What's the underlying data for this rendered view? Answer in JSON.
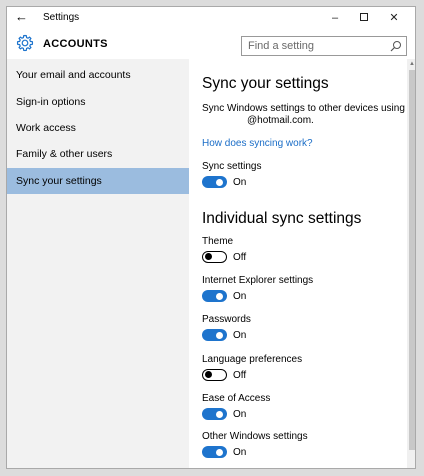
{
  "window": {
    "title": "Settings"
  },
  "titlebar": {
    "back_glyph": "←",
    "min_glyph": "–",
    "close_glyph": "✕"
  },
  "header": {
    "section": "ACCOUNTS",
    "search_placeholder": "Find a setting"
  },
  "sidebar": {
    "items": [
      {
        "label": "Your email and accounts",
        "selected": false
      },
      {
        "label": "Sign-in options",
        "selected": false
      },
      {
        "label": "Work access",
        "selected": false
      },
      {
        "label": "Family & other users",
        "selected": false
      },
      {
        "label": "Sync your settings",
        "selected": true
      }
    ]
  },
  "main": {
    "title": "Sync your settings",
    "description_line1": "Sync Windows settings to other devices using",
    "description_line2": "@hotmail.com.",
    "help_link": "How does syncing work?",
    "sync_settings": {
      "label": "Sync settings",
      "state": "On"
    },
    "individual_title": "Individual sync settings",
    "individual": [
      {
        "label": "Theme",
        "state": "Off"
      },
      {
        "label": "Internet Explorer settings",
        "state": "On"
      },
      {
        "label": "Passwords",
        "state": "On"
      },
      {
        "label": "Language preferences",
        "state": "Off"
      },
      {
        "label": "Ease of Access",
        "state": "On"
      },
      {
        "label": "Other Windows settings",
        "state": "On"
      }
    ]
  },
  "colors": {
    "accent": "#1e74cd",
    "selected_nav": "#9bbcdf",
    "link": "#1a6dc7",
    "sidebar_bg": "#f2f2f2"
  }
}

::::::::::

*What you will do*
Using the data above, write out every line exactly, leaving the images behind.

*Written solution*
What's the underlying data for this rendered view? Answer in JSON.
{
  "window": {
    "title": "Settings"
  },
  "titlebar": {
    "back_glyph": "←",
    "min_glyph": "–",
    "close_glyph": "✕"
  },
  "header": {
    "section": "ACCOUNTS",
    "search_placeholder": "Find a setting"
  },
  "sidebar": {
    "items": [
      {
        "label": "Your email and accounts",
        "selected": false
      },
      {
        "label": "Sign-in options",
        "selected": false
      },
      {
        "label": "Work access",
        "selected": false
      },
      {
        "label": "Family & other users",
        "selected": false
      },
      {
        "label": "Sync your settings",
        "selected": true
      }
    ]
  },
  "main": {
    "title": "Sync your settings",
    "description_line1": "Sync Windows settings to other devices using",
    "description_line2": "@hotmail.com.",
    "help_link": "How does syncing work?",
    "sync_settings": {
      "label": "Sync settings",
      "state": "On"
    },
    "individual_title": "Individual sync settings",
    "individual": [
      {
        "label": "Theme",
        "state": "Off"
      },
      {
        "label": "Internet Explorer settings",
        "state": "On"
      },
      {
        "label": "Passwords",
        "state": "On"
      },
      {
        "label": "Language preferences",
        "state": "Off"
      },
      {
        "label": "Ease of Access",
        "state": "On"
      },
      {
        "label": "Other Windows settings",
        "state": "On"
      }
    ]
  },
  "colors": {
    "accent": "#1e74cd",
    "selected_nav": "#9bbcdf",
    "link": "#1a6dc7",
    "sidebar_bg": "#f2f2f2"
  }
}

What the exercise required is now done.